In State v. Nick, 66 Wn. 134, 119 P. 15, we held that police officers exercise the functions and powers of public officers. Accord: State v. Worsham, 154 Wn. 575, 283 P. 167; State v. Cooney, 23 Wn.2d 539, 161 P.2d 442.
When the people set up the state government, they wrote their own constitution, a basic law to always guide all public officers in the performance of their functions. And they placed upon the courts the solemn obligation of keeping that constitution inviolate. The constitution was written to be obeyed, not evaded or by-passed. It is plain and simple in its terms. It is not within our province to split hairs and make fine distinctions as to the meaning of words. It is our duty to protect the people, in carrying out the purposes for which the constitution was written. In order to maintain a pure public policy, the people have said that no member of the legislature, during the term for which he is elected, shall be appointed or elected to any civil office in the state. Membership on this commission constitutes such an office.
All the members of this commission were members of the legislature which created the commission. The act provides that the commission shall have permanent existence, and will continue unless repealed by a subsequent legislature.
Because of the constitutional prohibition, all of the present members are disqualified from serving, and the commission must of necessity lie dormant until the convening of the 1949 legislature.
The writ should be denied.
MALLERY, C.J., concurs with SCHWELLENBACH, J.
I concur in the result. I agree with the dissent that the state legislative council created by chapter 36, Laws of 1947, is either an interim legislative committee or a council. I also agree with the dissent that, under our constitutional provision limiting the legislature to a sixty-day session, there can be no valid interim committee.
I further agree with the dissent that membership on the state legislative council is a newly created office; however, I do not believe that it is a civil office within the purview of our constitutional provision prohibiting appointment of a member of the legislature
". . . to any civil office in the state which shall have been created, or the emoluments of which shall have been increased, during the term for which he was elected."
The council can do nothing but investigate, report, and recommend.
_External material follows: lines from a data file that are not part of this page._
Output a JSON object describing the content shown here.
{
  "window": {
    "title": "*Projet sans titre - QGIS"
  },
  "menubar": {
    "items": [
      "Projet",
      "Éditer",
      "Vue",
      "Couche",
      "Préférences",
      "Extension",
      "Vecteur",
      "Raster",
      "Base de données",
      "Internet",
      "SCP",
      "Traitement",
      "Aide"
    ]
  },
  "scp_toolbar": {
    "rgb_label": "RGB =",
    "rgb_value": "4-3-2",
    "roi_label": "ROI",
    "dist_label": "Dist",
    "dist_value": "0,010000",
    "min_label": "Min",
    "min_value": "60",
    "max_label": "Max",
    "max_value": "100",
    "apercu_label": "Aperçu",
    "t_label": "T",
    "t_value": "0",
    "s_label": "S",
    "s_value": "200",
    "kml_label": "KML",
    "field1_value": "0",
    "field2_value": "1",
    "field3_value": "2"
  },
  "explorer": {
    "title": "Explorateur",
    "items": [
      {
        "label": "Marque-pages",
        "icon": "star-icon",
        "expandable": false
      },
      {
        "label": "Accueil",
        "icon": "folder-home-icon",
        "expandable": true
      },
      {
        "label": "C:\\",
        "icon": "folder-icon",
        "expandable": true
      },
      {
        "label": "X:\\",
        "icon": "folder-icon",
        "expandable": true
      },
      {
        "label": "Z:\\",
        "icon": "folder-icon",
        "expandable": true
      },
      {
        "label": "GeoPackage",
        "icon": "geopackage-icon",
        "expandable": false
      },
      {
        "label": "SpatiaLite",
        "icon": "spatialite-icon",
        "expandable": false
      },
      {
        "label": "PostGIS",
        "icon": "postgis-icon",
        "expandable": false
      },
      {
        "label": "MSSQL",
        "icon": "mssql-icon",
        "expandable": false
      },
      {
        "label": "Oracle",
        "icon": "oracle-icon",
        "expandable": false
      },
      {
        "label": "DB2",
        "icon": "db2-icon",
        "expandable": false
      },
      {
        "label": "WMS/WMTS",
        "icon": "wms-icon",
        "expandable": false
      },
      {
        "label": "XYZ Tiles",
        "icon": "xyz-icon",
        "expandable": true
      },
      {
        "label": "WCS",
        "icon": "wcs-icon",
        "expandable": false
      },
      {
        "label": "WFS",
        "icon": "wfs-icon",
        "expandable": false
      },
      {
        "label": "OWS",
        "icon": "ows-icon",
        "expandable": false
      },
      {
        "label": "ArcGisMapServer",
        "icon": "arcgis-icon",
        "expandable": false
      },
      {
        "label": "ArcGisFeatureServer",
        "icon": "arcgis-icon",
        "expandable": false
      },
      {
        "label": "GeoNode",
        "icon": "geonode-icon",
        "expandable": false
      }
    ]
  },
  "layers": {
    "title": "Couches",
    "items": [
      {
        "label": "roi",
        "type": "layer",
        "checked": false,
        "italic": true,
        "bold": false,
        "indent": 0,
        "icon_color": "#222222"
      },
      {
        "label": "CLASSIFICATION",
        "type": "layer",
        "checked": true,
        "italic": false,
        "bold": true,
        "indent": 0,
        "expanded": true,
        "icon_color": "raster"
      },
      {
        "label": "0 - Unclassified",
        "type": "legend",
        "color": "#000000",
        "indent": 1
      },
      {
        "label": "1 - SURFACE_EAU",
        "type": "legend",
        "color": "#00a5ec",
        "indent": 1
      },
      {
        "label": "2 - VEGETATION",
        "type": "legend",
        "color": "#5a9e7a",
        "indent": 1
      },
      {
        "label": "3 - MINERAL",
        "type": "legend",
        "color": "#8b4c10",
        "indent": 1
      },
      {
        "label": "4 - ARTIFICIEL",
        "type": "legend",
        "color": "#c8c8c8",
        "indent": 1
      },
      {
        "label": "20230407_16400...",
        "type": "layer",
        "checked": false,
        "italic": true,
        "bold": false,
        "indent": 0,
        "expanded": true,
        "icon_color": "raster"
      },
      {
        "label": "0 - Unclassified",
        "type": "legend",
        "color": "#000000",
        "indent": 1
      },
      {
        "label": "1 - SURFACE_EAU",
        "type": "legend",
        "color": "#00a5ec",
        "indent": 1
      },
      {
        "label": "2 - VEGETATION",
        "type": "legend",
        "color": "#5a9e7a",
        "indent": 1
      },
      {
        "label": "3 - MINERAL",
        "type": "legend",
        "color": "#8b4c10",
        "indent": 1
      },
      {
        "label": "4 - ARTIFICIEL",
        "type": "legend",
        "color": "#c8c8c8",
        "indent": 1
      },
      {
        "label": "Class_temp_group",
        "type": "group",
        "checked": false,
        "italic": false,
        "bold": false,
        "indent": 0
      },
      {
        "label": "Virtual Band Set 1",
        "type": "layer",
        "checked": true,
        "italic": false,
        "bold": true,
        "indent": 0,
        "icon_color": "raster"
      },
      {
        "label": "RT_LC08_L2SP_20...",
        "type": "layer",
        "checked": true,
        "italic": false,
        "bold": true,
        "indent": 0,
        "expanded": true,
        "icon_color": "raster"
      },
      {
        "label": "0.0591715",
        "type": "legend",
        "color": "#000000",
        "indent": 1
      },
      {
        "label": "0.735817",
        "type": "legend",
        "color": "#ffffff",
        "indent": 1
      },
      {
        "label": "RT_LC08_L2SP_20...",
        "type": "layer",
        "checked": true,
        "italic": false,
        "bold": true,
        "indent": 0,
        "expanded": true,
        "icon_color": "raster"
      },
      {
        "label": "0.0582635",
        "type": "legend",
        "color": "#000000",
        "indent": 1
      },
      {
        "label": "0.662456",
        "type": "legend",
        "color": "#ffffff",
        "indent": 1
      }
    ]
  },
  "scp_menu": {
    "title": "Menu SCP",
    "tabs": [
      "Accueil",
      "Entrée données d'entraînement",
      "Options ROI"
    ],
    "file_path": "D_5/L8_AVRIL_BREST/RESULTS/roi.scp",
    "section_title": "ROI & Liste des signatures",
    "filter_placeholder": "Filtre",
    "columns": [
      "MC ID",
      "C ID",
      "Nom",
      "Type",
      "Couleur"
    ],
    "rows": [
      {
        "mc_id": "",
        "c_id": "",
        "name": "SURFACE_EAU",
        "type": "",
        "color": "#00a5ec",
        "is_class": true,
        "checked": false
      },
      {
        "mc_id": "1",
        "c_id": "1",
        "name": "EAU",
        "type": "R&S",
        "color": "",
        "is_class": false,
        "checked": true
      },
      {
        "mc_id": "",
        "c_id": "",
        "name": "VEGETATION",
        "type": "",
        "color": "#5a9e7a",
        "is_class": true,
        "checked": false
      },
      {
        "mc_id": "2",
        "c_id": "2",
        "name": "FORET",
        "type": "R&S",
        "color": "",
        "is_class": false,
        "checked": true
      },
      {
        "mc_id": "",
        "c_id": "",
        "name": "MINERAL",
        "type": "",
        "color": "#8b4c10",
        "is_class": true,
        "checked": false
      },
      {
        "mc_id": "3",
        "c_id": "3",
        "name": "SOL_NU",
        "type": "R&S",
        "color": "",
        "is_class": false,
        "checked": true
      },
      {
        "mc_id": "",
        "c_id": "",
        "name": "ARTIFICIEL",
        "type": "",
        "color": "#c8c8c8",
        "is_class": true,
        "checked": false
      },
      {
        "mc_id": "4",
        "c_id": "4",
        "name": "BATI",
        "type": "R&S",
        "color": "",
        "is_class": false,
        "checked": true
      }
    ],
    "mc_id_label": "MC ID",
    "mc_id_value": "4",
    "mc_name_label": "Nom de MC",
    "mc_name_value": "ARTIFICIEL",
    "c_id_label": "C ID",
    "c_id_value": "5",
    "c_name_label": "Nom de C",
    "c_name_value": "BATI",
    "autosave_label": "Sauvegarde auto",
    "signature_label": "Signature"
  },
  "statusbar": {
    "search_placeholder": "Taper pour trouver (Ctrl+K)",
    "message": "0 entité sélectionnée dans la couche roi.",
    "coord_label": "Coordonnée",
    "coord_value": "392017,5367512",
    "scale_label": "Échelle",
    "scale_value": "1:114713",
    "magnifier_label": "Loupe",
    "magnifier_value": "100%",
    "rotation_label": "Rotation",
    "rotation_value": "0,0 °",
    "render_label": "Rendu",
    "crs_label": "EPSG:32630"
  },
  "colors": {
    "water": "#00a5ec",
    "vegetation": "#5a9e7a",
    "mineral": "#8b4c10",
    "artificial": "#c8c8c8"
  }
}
As the majority says, it is not engaged in making laws, executing them, or administering them.
However, I disagree with the majority in its conclusion that membership on the industrial code commission, involved in State ex rel. French v. Clausen, 107 Wn. 667, 182 P. 610, can be distinguished from membership on the state legislative council. It is my belief that the decision in that case was wrong and should be overruled.